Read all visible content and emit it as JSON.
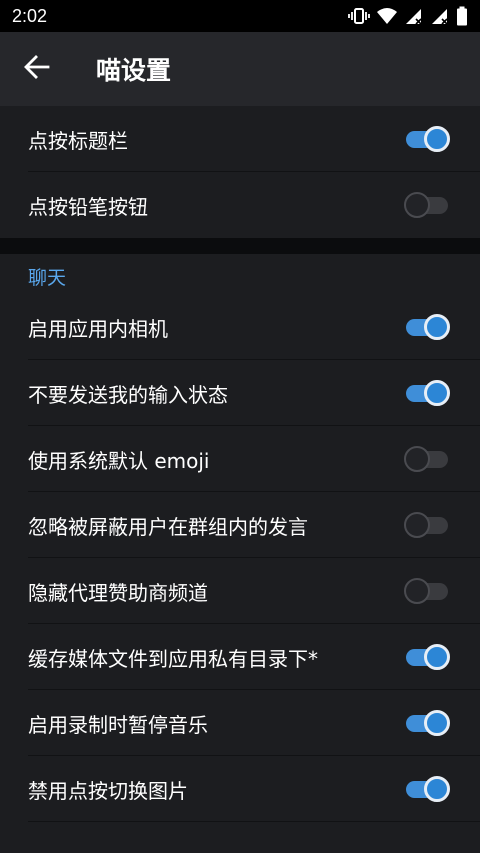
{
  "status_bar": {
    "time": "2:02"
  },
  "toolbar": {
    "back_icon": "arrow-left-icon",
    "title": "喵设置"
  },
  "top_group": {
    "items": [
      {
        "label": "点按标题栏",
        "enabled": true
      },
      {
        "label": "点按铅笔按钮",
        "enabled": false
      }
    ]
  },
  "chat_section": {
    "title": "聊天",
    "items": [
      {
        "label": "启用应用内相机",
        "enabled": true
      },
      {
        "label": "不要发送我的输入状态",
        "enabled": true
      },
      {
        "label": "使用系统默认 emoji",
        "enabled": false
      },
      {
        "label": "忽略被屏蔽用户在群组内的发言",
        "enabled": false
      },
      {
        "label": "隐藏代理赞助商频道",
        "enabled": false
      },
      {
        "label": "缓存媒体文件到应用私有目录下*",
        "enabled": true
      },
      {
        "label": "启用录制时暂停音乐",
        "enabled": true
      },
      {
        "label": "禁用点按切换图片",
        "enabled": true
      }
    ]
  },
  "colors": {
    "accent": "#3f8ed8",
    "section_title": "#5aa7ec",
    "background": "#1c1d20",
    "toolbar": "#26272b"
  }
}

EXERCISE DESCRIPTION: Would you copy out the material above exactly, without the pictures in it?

EXERCISE RESPONSE:
Read all visible content and emit it as JSON.
{
  "status_bar": {
    "time": "2:02"
  },
  "toolbar": {
    "back_icon": "arrow-left-icon",
    "title": "喵设置"
  },
  "top_group": {
    "items": [
      {
        "label": "点按标题栏",
        "enabled": true
      },
      {
        "label": "点按铅笔按钮",
        "enabled": false
      }
    ]
  },
  "chat_section": {
    "title": "聊天",
    "items": [
      {
        "label": "启用应用内相机",
        "enabled": true
      },
      {
        "label": "不要发送我的输入状态",
        "enabled": true
      },
      {
        "label": "使用系统默认 emoji",
        "enabled": false
      },
      {
        "label": "忽略被屏蔽用户在群组内的发言",
        "enabled": false
      },
      {
        "label": "隐藏代理赞助商频道",
        "enabled": false
      },
      {
        "label": "缓存媒体文件到应用私有目录下*",
        "enabled": true
      },
      {
        "label": "启用录制时暂停音乐",
        "enabled": true
      },
      {
        "label": "禁用点按切换图片",
        "enabled": true
      }
    ]
  },
  "colors": {
    "accent": "#3f8ed8",
    "section_title": "#5aa7ec",
    "background": "#1c1d20",
    "toolbar": "#26272b"
  }
}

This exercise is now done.